[Website and app data records]
● ● ● ● ● ● ●

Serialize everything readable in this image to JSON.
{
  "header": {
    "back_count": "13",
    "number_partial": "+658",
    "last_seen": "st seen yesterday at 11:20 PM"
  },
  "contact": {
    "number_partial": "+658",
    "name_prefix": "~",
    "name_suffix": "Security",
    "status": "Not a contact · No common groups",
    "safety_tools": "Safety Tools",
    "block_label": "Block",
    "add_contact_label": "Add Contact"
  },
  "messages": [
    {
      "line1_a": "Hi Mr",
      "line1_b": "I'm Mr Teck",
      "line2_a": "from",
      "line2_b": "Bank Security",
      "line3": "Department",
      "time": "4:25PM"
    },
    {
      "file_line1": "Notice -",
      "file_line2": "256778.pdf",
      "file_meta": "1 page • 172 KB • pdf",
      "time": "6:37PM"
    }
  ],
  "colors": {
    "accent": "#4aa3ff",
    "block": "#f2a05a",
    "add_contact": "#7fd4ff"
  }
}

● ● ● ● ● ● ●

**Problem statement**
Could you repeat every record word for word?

**Solved exercise**
Serialize everything readable in this image to JSON.
{
  "header": {
    "back_count": "13",
    "number_partial": "+658",
    "last_seen": "st seen yesterday at 11:20 PM"
  },
  "contact": {
    "number_partial": "+658",
    "name_prefix": "~",
    "name_suffix": "Security",
    "status": "Not a contact · No common groups",
    "safety_tools": "Safety Tools",
    "block_label": "Block",
    "add_contact_label": "Add Contact"
  },
  "messages": [
    {
      "line1_a": "Hi Mr",
      "line1_b": "I'm Mr Teck",
      "line2_a": "from",
      "line2_b": "Bank Security",
      "line3": "Department",
      "time": "4:25PM"
    },
    {
      "file_line1": "Notice -",
      "file_line2": "256778.pdf",
      "file_meta": "1 page • 172 KB • pdf",
      "time": "6:37PM"
    }
  ],
  "colors": {
    "accent": "#4aa3ff",
    "block": "#f2a05a",
    "add_contact": "#7fd4ff"
  }
}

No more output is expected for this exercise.